*So to speak. This analogy might not hold up for those who have actually read Julie of the Wolves!

**For the Nov. 6, 2014 Memorandum and Order, see here (PDF).

Great Moments in Literary Criticism [Citation Needed]

Citation Needed from Annotated Persuasion ebook

Though I’ve always appreciated Jane Austen’s wit, I was surprised to hear Mr. A.M.B. chuckle only moments after he’d opened an e-book version of Persuasion. This is my husband’s third Austen, after Pride and Prejudice and Sense and Sensibility, both of which he thought were funny and insightful (and who says Jane Austen is only for girls who want a boyfriend?!).* As it turns out, though, his laughter had nothing to do with the text: it stemmed from an amusing citation in the introduction (see the image above). “Another great moment in literary criticism. I suppose I prefer candor to citogenesis,” he explained, knowing that he can’t really expect perfection from a 99 cent e-book.

However, the leftover “citation needed” wasn’t as odd as the fact that the e-book was attributed to only Jane Austen. She definitely didn’t write that intro! To find out who did, we turned to Google.

What we learned is that this exact line (see image above) actually appears on the Internet in a few places, including on Wikipedia (see image below). My guess is that the people behind e-book lifted the entire introduction section from Wikipedia, right down to the amusing “citation needed.” It seems to be just another example of Internet-fueled plagiarism and copyright violations (here’s Wikipedia’s page on whether you can lift their content).**

Copied from Wikipedia Persuasion Entry

Amusingly, this e-book version is even described on Amazon as being “unique” because it has an “exclusive Introduction.”

amusing descriptionSo, Mr. A.M.B. paid 99 cents on Amazon for the Wikipedia page added onto Jane Austen’s out-of-copyright work (which he could’ve otherwise downloaded for free). Inexpensive e-books are great, but consumers have to be careful. It was suspicious that e-book was marketed as “annotated” without clearly listing who annotated it.

It’s easy to get sucked into a scam when it only costs 99 cents.

Have a great weekend!

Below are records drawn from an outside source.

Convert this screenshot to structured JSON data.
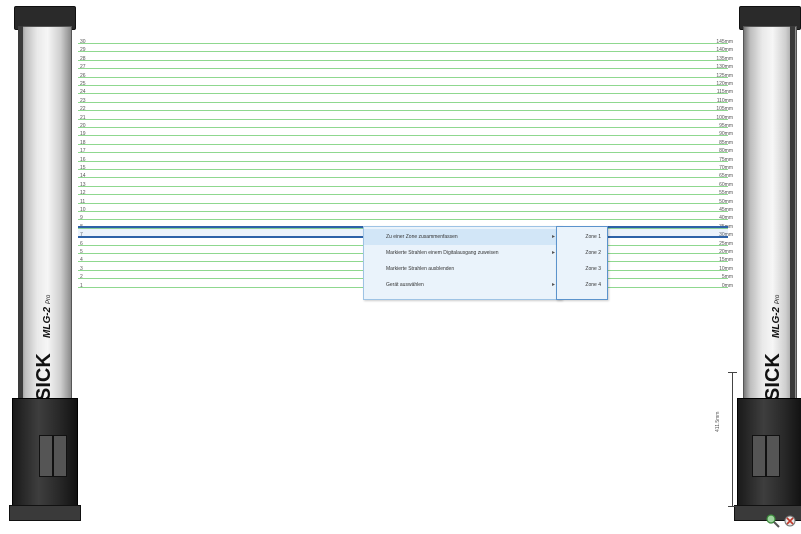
{
  "device": {
    "brand": "SICK",
    "model": "MLG-2",
    "model_suffix": "Pro"
  },
  "beams": [
    {
      "num": "30",
      "mm": "145mm"
    },
    {
      "num": "29",
      "mm": "140mm"
    },
    {
      "num": "28",
      "mm": "135mm"
    },
    {
      "num": "27",
      "mm": "130mm"
    },
    {
      "num": "26",
      "mm": "125mm"
    },
    {
      "num": "25",
      "mm": "120mm"
    },
    {
      "num": "24",
      "mm": "115mm"
    },
    {
      "num": "23",
      "mm": "110mm"
    },
    {
      "num": "22",
      "mm": "105mm"
    },
    {
      "num": "21",
      "mm": "100mm"
    },
    {
      "num": "20",
      "mm": "95mm"
    },
    {
      "num": "19",
      "mm": "90mm"
    },
    {
      "num": "18",
      "mm": "85mm"
    },
    {
      "num": "17",
      "mm": "80mm"
    },
    {
      "num": "16",
      "mm": "75mm"
    },
    {
      "num": "15",
      "mm": "70mm"
    },
    {
      "num": "14",
      "mm": "65mm"
    },
    {
      "num": "13",
      "mm": "60mm"
    },
    {
      "num": "12",
      "mm": "55mm"
    },
    {
      "num": "11",
      "mm": "50mm"
    },
    {
      "num": "10",
      "mm": "45mm"
    },
    {
      "num": "9",
      "mm": "40mm"
    },
    {
      "num": "8",
      "mm": "35mm"
    },
    {
      "num": "7",
      "mm": "30mm"
    },
    {
      "num": "6",
      "mm": "25mm"
    },
    {
      "num": "5",
      "mm": "20mm"
    },
    {
      "num": "4",
      "mm": "15mm"
    },
    {
      "num": "3",
      "mm": "10mm"
    },
    {
      "num": "2",
      "mm": "5mm"
    },
    {
      "num": "1",
      "mm": "0mm"
    }
  ],
  "selected_beam": "14",
  "context_menu": {
    "items": [
      {
        "label": "Zu einer Zone zusammenfassen",
        "has_submenu": true
      },
      {
        "label": "Markierte Strahlen einem Digitalausgang zuweisen",
        "has_submenu": true
      },
      {
        "label": "Markierte Strahlen ausblenden",
        "has_submenu": false
      },
      {
        "label": "Gerät auswählen",
        "has_submenu": true
      }
    ],
    "submenu": [
      "Zone 1",
      "Zone 2",
      "Zone 3",
      "Zone 4"
    ]
  },
  "height_label": "411.5mm",
  "icons": {
    "zoom": "zoom-icon",
    "config": "config-icon"
  },
  "colors": {
    "beam": "#8fd88f",
    "selection": "#2d62a8",
    "menu_bg": "#eaf3fb"
  }
}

*For Mr. A.M.B’s thoughts on these two novels, see (1)  Jane Austen Isn’t Just for Mothers and Daughters (So Says My Husband); and (2) More Reasons Why Jane Austen’s Pride & Prejudice Isn’t Just For Girls Who Want a Boyfriend.

**Even Jane Goodall has been accused of lifting content from Wikipedia.